Many people in the Houston area suffer from one or more mental disorders that could provide the basis for a successful claim for Social Security Disability Benefits insurance. The Social Security Administration recognizes a number of mental disorders as qualifying disabilities provided the claimant can provide the necessary supporting information.
SSA regulations define 11 different kinds of mental disorders that can support a claim for disability benefits. The kinds of qualifying disorders include neurocognitive disorders, schizophrenia and other psychotic disorders, depression and bipolar disorder, anxiety and obsessive-compulsive disorders and several others. Each of the disorders has different features, but the SSA has developed objective criteria that apply to all eleven.
The claimant must first provide objective medical evidence of the disorder from an acceptable source to verify the finding of a mental disorder. The SSA may request additional evidence depending upon the type of disorder that is involved. Evidence from medical sources may include a description of reported symptoms, medical and psychological history, results of mental status exams, effect and benefits of psychotherapy and expected duration of symptoms.
The claimant can also submit evidence from family members and friends that describe the claimant’s daily functioning. The SSA will also consider evidence from a recently-attended school, from vocational training and work-related programs. The SSA also requires “longitudinal evidence” to assess the long term effect of the disability. The SSA also evaluates the claimant’s ability to interact with others. The complete list of sources of relevant information is far too long to be included in this blog post.

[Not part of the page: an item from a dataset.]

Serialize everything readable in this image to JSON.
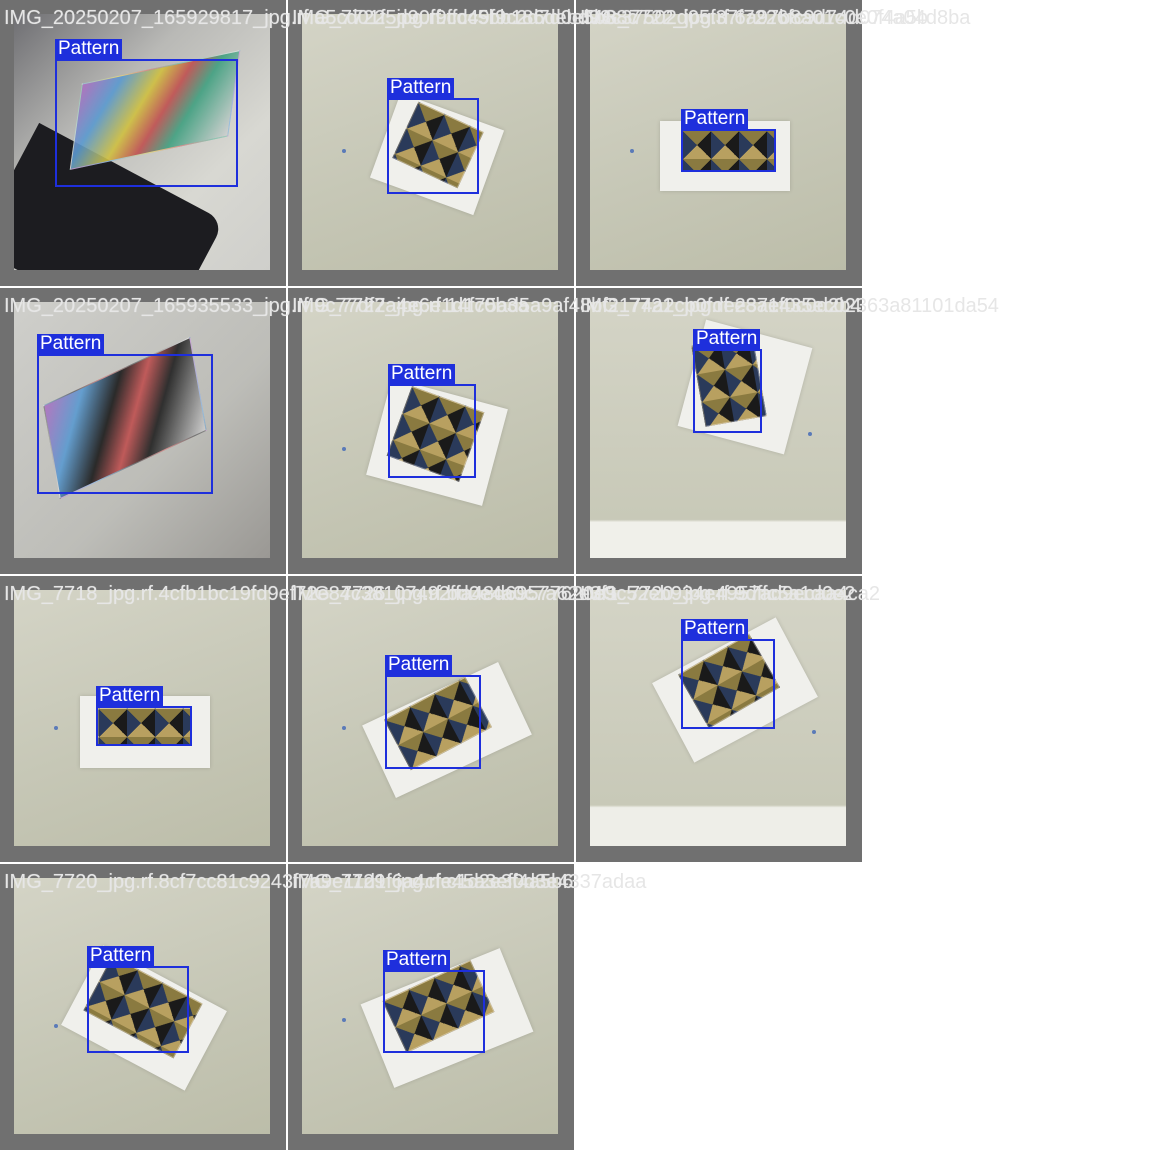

Anyone who is contemplating filing a claim for SSI benefits based upon a mental condition may wish to consult a lawyer who is experienced in handling SSDI claims for advice on the type of evidence that may be required to support a successful claim.